* _Try it_:
I would like each line of the data that holds the word "true" copied out.

* _Dataset entries_:
■ ■ ■ ■ ■ ■ ■
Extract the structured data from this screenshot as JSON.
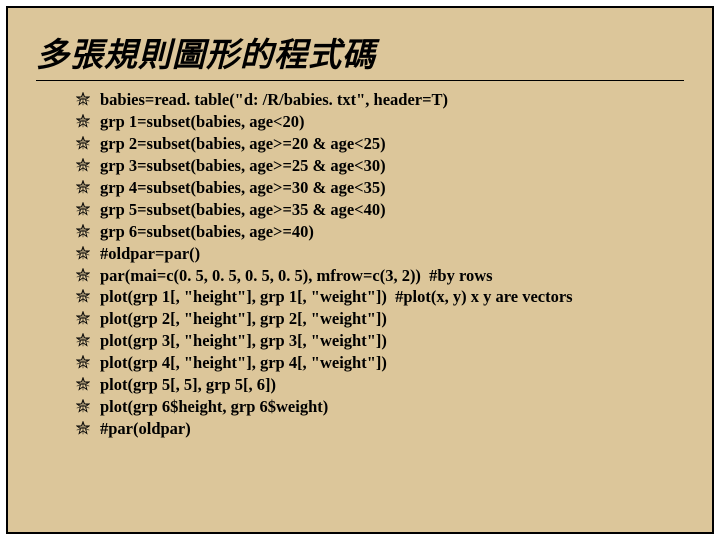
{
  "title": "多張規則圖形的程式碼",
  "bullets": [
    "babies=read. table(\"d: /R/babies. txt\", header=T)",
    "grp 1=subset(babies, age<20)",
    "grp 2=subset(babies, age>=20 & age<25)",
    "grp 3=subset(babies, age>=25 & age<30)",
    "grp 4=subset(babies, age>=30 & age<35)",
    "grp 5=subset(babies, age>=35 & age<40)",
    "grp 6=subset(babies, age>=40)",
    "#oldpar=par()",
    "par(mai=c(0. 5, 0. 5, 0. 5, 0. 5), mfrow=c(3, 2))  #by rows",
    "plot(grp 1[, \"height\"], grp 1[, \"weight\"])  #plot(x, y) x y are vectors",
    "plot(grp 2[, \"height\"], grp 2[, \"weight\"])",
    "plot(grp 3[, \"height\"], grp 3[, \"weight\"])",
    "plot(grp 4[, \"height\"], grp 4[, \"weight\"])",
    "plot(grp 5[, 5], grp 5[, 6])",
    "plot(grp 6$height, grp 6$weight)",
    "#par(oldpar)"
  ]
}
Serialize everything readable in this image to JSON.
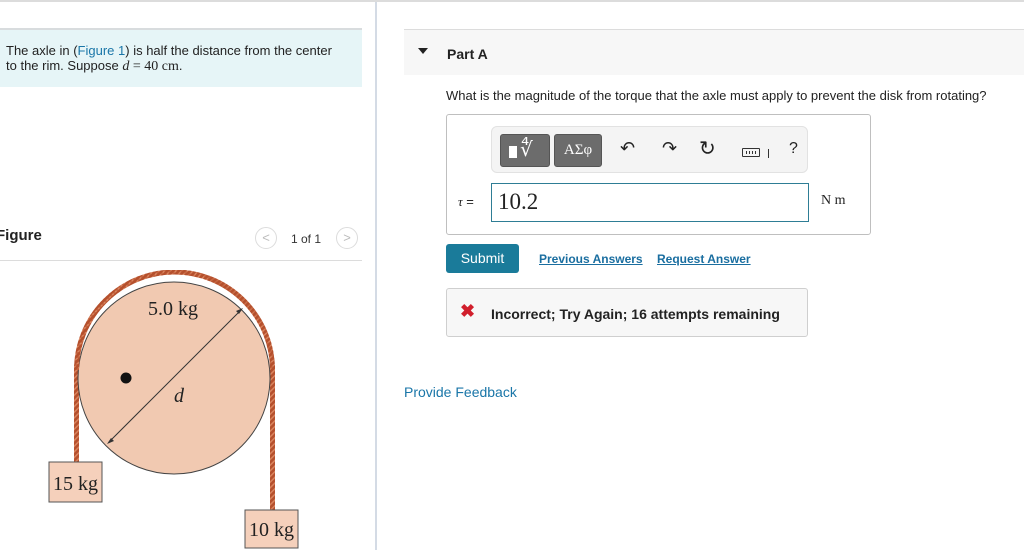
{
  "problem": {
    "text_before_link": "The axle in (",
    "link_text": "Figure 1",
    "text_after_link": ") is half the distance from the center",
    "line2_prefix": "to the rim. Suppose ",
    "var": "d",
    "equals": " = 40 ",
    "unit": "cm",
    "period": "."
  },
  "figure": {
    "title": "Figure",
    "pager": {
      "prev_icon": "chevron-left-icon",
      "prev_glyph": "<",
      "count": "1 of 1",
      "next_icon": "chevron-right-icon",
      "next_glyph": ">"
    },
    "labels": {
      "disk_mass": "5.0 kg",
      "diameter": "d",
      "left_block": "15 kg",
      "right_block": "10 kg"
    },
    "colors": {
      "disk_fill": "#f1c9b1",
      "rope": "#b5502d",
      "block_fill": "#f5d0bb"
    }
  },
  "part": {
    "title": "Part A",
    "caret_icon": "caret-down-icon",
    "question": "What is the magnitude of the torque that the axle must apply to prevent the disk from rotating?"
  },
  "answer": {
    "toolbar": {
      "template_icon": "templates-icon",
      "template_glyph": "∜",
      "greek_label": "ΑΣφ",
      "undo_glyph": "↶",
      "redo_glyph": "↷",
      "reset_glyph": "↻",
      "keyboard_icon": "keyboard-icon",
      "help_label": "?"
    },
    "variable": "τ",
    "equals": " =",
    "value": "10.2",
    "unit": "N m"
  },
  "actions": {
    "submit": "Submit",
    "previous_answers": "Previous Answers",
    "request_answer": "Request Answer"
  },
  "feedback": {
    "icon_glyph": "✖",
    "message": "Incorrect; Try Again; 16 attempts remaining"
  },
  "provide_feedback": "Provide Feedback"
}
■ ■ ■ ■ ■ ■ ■
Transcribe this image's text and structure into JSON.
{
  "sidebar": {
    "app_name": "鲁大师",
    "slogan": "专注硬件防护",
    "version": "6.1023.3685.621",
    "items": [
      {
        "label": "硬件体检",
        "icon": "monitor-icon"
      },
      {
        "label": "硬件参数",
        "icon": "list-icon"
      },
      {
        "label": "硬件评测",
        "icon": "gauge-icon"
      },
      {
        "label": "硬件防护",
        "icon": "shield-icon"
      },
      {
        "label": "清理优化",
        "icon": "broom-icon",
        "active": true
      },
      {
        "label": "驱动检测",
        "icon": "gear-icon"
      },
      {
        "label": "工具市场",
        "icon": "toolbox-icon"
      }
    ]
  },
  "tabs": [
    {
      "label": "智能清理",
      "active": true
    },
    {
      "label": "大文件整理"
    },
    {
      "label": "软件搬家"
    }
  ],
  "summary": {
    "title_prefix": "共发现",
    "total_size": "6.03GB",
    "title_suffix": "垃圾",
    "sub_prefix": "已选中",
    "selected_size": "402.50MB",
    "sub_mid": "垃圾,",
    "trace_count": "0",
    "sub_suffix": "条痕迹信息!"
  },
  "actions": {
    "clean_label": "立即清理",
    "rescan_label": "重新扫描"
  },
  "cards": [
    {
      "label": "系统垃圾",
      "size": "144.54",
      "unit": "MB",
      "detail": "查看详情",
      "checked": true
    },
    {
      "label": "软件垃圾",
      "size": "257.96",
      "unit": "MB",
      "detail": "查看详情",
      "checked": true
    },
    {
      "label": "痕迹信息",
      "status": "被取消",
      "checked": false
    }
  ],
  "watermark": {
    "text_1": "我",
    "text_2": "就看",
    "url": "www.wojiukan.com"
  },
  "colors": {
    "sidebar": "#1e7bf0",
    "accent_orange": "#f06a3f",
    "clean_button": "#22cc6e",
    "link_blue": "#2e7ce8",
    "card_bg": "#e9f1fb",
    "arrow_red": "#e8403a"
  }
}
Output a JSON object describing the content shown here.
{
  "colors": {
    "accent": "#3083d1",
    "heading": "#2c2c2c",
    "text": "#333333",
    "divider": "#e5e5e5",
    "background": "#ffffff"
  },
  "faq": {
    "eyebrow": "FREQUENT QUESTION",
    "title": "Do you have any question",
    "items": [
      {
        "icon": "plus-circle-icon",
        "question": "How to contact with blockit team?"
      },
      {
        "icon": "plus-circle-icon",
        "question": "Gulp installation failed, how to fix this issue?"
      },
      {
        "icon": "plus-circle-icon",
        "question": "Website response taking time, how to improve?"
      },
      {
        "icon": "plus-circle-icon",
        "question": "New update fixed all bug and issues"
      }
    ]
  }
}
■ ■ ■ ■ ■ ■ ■
* _Task answer_:
        "active": true
      "active": true
      "checked": true
      "checked": true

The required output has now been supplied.